There’s a great post at Daytime Confidential where they discuss (or dissect) the continuing phenomenon of younger characters and younger actors.
Soaps have been more youth-driven since the late 1970s and early 1980s. But the approach to stories with a “younger” focus are radically different now.
Ten or twenty years ago, a younger character would (a) usually be part of a core family and (b) featured in a young-lovers’ romance, especially during summer months.
Now, younger characters are taking over their respective shows, and many of them are unconnected to existing characters. We all gasped and clutched our pearls when Chloe was revealed to be Esther’s daughter Kate on Y&R, and we did so not only because it was a pretty damn good twist, but because few shows even do that sort of groundwork anymore.
Most of these actors are being played front and center not because of ageism (or not solely, anyway) but because of economic realities. It’s much cheaper to work a newbie with a 4-year contract than someone like the soon-to-be-departed Deidre Hall. Hall is as lovely at 60 as she was when she started DAYS in the 1970s, but like any tenured employee, she’s probably near top pay.
I know that shows must go after the 18 to 49 audience, and I’m OK with some of the younger characters, but I think soaps (and advertisers in general) are missing out on viewers that are in our mid-30’s up to 49. We’ve got a specific generation (Gen X) and have nostalgia for our youth.
The old ideas about people our age being inflexible and unwilling to try new things are just wrong. It’s the thirtysomethings and fortysomethings I know who are early adaptors, who have iPhones and Twitter accounts and wear Chuck Taylors and blend a love of their youth with a fierce hunger for what’s happening right now.
Those people – like me – would love to see the shows we recognized in the 1980s feature characters we love doing things we’d believe they’d do. And this CAN be done by mixing old ideas and new ones – old characters with new ones.
And it’s been said a million times before, but shows should NEVER assume that because a viewer is 16 that they want to see a flock of 16 year olds. They want to see strong characters that, in addition to being entertaining, know how to kick ass and take care of business.
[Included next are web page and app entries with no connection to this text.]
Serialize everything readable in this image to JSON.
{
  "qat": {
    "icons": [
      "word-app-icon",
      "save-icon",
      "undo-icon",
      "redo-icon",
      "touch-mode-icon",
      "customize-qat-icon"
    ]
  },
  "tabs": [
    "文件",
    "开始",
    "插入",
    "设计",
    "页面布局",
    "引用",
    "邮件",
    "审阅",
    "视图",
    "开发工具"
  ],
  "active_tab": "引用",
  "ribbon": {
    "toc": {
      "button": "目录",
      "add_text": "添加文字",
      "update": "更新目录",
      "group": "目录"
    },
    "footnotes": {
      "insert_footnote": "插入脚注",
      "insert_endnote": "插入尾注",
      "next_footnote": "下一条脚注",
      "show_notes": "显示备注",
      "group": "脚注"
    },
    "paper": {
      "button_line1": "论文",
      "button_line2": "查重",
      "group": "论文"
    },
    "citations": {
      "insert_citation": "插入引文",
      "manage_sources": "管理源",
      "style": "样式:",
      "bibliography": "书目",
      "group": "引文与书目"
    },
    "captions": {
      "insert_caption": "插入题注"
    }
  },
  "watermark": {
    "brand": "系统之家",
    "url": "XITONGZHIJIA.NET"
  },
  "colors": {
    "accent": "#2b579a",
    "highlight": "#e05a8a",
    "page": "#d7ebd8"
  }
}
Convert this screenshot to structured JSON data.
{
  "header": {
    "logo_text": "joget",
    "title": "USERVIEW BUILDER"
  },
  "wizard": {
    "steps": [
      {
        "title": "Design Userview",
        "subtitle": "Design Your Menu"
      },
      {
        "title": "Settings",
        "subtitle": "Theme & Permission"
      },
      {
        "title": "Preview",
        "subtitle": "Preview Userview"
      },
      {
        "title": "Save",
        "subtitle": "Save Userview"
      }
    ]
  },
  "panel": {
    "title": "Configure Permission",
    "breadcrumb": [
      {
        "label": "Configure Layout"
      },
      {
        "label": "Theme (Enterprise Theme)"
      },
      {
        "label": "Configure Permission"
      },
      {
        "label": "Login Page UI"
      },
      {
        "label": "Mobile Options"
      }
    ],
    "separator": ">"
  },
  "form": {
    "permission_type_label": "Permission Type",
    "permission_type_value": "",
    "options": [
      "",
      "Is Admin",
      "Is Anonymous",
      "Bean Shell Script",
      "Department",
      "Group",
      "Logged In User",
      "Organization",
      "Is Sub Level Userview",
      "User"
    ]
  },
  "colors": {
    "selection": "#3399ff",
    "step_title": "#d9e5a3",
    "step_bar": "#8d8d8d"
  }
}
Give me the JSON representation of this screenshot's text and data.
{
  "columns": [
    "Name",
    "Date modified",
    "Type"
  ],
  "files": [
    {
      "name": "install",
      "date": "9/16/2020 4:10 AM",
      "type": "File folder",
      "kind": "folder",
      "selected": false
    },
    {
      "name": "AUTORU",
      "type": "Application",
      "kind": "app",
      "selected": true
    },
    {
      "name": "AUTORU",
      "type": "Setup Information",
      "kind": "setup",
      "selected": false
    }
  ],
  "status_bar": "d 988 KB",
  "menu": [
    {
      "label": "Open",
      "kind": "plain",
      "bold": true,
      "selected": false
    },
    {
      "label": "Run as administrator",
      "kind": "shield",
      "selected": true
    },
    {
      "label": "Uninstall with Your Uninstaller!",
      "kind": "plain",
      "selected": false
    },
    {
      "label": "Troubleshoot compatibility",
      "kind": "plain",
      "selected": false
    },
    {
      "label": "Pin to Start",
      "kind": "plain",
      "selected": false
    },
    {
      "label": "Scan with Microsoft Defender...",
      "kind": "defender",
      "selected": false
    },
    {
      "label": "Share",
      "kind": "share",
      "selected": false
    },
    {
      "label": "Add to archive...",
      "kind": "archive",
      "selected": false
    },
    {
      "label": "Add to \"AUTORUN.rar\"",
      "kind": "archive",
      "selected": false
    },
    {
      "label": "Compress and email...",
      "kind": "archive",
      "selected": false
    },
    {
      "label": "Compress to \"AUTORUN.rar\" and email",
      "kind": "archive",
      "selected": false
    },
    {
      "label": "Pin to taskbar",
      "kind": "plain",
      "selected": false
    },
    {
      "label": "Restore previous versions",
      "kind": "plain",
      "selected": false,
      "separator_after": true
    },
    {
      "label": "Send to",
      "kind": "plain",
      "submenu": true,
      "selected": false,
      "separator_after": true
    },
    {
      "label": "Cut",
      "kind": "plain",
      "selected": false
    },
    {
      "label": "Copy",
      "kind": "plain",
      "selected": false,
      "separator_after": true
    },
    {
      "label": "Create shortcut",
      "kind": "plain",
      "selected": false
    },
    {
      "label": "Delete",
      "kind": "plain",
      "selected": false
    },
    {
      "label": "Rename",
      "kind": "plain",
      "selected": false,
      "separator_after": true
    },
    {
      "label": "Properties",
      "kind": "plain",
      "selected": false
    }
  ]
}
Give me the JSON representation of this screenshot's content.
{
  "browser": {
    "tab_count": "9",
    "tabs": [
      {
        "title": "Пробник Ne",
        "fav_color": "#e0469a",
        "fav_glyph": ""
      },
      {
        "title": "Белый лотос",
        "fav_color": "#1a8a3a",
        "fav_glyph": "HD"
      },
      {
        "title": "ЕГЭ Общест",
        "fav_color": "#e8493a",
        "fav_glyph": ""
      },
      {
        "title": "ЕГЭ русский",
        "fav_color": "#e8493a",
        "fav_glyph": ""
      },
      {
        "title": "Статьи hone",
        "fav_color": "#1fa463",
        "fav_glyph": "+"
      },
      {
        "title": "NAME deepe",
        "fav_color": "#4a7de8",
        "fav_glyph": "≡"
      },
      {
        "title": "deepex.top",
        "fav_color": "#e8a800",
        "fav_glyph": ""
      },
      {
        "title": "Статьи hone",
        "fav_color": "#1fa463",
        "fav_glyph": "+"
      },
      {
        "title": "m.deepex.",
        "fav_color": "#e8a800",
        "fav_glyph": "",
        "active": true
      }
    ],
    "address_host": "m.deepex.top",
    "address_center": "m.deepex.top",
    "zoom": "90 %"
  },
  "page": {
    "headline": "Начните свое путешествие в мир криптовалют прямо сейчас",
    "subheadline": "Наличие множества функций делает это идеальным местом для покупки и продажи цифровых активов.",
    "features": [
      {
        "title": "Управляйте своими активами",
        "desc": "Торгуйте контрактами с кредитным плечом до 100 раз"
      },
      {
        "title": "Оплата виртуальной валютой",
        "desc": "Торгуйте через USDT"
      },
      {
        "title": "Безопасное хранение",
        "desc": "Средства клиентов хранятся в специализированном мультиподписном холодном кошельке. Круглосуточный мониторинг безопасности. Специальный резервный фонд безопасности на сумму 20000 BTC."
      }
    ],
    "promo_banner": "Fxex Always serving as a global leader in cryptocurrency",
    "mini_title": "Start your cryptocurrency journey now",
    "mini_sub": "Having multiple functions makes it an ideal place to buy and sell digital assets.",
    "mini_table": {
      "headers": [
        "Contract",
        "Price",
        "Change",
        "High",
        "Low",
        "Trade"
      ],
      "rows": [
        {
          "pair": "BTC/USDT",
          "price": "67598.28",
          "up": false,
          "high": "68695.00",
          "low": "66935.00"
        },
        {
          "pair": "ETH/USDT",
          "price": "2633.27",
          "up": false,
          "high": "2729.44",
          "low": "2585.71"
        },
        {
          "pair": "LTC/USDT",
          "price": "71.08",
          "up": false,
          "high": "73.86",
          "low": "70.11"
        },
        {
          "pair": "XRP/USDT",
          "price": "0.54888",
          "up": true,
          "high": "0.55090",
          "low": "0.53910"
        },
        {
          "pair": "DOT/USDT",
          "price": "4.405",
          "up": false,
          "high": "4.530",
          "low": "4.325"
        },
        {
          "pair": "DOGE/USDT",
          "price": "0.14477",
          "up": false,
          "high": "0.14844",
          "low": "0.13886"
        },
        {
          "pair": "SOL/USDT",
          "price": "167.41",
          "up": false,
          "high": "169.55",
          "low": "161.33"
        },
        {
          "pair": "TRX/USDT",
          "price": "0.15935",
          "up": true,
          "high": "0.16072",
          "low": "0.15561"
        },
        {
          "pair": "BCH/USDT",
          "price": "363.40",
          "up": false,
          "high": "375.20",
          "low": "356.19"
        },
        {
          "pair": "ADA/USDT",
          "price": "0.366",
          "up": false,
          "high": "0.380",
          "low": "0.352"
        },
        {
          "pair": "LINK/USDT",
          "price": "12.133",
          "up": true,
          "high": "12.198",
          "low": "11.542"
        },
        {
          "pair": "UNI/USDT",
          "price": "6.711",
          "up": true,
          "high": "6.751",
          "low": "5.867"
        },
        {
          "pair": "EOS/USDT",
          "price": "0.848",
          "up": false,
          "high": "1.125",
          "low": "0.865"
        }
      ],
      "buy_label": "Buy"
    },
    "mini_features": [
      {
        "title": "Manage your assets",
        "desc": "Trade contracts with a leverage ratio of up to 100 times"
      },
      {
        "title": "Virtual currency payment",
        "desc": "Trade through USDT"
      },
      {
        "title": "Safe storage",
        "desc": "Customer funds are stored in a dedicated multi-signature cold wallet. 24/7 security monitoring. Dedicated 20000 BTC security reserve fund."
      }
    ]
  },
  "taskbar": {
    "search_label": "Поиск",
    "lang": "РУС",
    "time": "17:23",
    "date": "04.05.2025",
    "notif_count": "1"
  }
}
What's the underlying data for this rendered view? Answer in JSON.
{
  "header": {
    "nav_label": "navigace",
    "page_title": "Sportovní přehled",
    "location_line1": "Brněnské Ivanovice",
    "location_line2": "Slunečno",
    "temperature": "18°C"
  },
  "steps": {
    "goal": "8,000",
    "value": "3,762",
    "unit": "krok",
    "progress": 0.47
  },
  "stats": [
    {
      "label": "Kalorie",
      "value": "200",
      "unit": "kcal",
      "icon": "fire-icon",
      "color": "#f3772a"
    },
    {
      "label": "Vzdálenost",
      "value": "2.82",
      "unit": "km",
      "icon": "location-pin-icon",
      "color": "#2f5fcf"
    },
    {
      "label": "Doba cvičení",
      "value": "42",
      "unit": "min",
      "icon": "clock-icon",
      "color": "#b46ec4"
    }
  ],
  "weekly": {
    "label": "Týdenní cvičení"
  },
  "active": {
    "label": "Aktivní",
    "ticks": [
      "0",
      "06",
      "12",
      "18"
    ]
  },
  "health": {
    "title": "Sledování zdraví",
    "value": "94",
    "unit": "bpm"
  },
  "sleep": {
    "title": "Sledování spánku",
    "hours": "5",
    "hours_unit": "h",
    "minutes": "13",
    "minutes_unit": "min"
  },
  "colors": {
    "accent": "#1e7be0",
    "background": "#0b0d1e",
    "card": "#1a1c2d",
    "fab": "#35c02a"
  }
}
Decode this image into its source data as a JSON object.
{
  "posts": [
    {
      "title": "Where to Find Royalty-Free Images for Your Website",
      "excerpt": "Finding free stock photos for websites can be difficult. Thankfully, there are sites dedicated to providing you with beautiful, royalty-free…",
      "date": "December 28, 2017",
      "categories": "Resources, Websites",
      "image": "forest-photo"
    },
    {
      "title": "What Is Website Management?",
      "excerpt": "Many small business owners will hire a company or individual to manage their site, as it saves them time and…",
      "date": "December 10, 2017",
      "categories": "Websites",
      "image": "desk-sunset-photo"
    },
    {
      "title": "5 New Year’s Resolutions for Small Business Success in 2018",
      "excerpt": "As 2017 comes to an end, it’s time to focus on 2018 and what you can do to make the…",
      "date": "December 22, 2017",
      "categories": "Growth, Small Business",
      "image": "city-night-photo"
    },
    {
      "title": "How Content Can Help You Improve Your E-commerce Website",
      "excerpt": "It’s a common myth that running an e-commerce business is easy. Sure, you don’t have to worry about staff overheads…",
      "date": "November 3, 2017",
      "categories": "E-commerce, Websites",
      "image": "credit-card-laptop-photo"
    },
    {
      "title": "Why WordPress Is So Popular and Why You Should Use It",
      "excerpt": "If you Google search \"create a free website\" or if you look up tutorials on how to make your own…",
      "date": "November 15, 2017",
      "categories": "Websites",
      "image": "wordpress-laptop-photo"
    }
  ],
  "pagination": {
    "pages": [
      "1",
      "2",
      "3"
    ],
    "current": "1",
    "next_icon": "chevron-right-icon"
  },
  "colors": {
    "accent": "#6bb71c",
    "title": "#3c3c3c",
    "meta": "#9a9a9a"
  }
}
It’s no wonder that when Sam Ford’s class at MIT was asked about their favorite As The World Turns characters, they listed Margo and Lucinda – two of my favorites who, indeed, have kicked ass and taken names over the years.